Ya'akov Lattes - "Rabbi Moshe Zacut: his Life and his Works"
from Hebrew by
One of the central and most exemplary
figures in Jewish life in
The only certain detail about his birth
is the city where he was born -
Most follow Berliner who determined the Remez was born in 1625, though he did not come forward with any proof.
This date however, was already contradicted by Appelbaum who wrote: "This [date] is completely impossible, since in his book "Kol Ha-Remez" he mentions the Maharasha twice with the addition "May he live a long life", showing that the Maharasha was still alive. Since we know that the Maharasha died in the year 1632, if the Remez were born in 1625, he would have been under 6 or 7 years old when he wrote this very detailed book, that shows great wisdom and wide knowledge fitting a man of adulthood. Therefore we have to place his date of birth earlier, approximately to the year 1612, so that at the time he wrote this book he would have been 20 at least."
Melkman came to the same conclusion, though by a different calculation.
He proves that "Rabbi Moshe Zacut
was born shortly after the year 1610, apparently in
From all this we have to conclude that the more likely date of birth of the Remez is around 1610.
About his family we almost don't know anything. He always signed as "Moshe ben Mordechai", and from this we know his father's name.
The family was of Portuguese origin and apparently the Remez was a descendant of Rabbi Abraham Zacut who wrote the "Sefer Ha-Yohassin".
The relations between the Remez and Rabbi
HaLevi Mortira stayed strong until the latter's
death. The Remeze continued to write to him from
When Rabbi Mortira died in the year 1660,
the Remez wrote from
Gertz assumed that the Remez was a fellow student with Spinoza, since both studied with Rabbi Mortira. This mistake apparently stems from the assumption that the Remez was born in 1630. After all Spinoza was born in 1632, and since it is knows both were students of Rabbi Mortira, one might easily be thought to believe they studied together.

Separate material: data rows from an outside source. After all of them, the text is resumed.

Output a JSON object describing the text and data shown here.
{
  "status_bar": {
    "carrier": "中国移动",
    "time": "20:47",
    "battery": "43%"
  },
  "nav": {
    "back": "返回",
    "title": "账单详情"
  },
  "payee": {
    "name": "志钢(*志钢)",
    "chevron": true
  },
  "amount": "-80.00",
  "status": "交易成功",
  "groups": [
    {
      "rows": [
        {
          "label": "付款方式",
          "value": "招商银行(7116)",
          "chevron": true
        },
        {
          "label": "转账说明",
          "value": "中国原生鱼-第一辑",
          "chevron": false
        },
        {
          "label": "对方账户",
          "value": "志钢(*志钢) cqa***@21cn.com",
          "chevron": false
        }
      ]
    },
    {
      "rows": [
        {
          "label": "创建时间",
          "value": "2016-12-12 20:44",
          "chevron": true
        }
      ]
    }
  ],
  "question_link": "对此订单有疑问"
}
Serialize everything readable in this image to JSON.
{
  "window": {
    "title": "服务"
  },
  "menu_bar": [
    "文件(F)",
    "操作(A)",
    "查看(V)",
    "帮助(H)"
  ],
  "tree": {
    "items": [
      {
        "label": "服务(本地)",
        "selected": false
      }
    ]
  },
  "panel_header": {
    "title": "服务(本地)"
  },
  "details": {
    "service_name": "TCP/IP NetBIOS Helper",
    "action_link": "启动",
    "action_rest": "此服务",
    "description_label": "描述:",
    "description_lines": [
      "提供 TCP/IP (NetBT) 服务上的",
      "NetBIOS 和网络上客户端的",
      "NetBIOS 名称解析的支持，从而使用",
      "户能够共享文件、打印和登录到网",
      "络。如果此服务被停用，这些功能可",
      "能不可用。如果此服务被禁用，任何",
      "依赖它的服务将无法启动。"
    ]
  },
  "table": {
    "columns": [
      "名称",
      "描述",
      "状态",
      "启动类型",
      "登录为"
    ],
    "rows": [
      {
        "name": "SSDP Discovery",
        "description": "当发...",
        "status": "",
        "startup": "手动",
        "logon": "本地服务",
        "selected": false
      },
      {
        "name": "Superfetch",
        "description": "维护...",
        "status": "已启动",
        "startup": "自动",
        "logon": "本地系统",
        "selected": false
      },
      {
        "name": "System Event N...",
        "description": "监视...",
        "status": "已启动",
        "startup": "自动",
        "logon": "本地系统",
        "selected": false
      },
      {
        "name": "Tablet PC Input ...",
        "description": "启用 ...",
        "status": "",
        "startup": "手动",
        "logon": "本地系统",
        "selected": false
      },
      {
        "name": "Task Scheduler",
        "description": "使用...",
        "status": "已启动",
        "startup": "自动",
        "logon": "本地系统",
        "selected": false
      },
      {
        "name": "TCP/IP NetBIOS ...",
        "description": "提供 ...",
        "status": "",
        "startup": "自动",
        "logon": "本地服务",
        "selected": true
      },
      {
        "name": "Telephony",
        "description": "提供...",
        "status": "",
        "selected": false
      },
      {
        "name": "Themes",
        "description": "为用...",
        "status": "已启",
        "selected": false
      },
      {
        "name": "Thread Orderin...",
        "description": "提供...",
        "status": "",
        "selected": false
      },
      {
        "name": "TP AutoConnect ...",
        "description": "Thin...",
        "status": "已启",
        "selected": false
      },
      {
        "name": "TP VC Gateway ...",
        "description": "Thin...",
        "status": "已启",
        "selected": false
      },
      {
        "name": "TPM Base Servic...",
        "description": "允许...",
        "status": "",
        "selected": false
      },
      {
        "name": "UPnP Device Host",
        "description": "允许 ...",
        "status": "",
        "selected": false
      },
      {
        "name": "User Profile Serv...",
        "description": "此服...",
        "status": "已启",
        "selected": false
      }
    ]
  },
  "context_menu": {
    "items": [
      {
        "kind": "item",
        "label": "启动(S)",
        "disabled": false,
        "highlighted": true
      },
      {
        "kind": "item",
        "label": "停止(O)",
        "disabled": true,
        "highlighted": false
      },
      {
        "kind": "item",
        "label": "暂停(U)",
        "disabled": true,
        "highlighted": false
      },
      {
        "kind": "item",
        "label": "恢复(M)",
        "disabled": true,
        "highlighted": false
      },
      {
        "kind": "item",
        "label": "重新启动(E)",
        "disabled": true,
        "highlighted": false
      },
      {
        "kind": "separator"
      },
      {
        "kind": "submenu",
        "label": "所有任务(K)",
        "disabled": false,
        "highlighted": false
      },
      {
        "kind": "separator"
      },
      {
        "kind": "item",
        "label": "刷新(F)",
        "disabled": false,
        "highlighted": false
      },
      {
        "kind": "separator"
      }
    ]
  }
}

However, this has been shown to be impossible, as Appelbaum and Nahum Sokolov already pointed out, since the Remez was born some twenty years before Spinoza.
No further details about his family are known: did he have brothers, what was his mother's name, was his father a Rabbi? It is interesting to notice that he hardly mentions his family at all, in all of his works.
In one letter from 1680, the Remez writes
his wife is ill and this is one of the reasons preventing him from making Aliya to the
Then again we hear that at his death in 1697 his widow is called Rachel, maybe a second wife, and she is allotted an allowance from the community.
This period is quite vague in the Remez's life and his movements between several cities in not clear. Therefore we have to differentiate between the details that we know for certain and those that are assumptions only.
The certain information is that before
Except for this it is very difficult to reconstruct his movements between these cities and the rest is pure speculations.
One possibility is that the father of the
Remez, who dealt in diamonds, attempted in the year 1617 to trade with the city
From there the family moved to
Another possibility is that the family
In any case we know that in the year 1642
Rabbi Moshe Zacut resided in
This was an important period in the Remez's life, because of its influences on him and because these were the years that shaped his personality.
"Yesod Olam" with a forword in German by Abraham Ben Zvi Berliner, Altuna 1874, Introdution page XXI
Melkman Joseph, "The Early Years of Rabbi Moshe Zacut", Sfunot 9 (1965), p. 129
Appelbaum Abba, "Moshe Zacut", Lavov 1926, page 5.
Gretz Zvi, "Sefer Divrei Yemei Israel", Warshaw 1899, Vol. VIII, p. 199
Sokolov Nahum, "Baruch Spinoza and his Times",
Binyahu Meir, "Rabbi Moshe Zacut from leaving